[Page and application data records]
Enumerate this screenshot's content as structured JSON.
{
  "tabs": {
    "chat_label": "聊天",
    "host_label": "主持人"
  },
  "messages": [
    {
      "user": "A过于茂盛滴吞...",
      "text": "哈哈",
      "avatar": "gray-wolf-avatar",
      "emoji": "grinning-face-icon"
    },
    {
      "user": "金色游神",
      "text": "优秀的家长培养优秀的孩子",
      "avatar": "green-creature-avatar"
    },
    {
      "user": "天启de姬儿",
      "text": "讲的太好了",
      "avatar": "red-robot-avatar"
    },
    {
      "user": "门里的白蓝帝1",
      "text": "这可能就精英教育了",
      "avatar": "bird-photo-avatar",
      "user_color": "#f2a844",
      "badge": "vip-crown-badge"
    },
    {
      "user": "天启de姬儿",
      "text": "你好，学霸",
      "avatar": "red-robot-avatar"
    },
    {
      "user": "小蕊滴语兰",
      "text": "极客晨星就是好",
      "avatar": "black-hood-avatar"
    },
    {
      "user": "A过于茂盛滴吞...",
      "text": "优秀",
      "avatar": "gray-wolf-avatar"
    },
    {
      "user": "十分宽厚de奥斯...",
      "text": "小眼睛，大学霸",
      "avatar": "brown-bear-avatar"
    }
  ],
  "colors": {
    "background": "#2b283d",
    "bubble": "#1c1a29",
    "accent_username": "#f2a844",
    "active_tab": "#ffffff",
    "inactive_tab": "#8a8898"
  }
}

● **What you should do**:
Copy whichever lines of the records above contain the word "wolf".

● **Response**:
      "avatar": "gray-wolf-avatar",
      "avatar": "gray-wolf-avatar"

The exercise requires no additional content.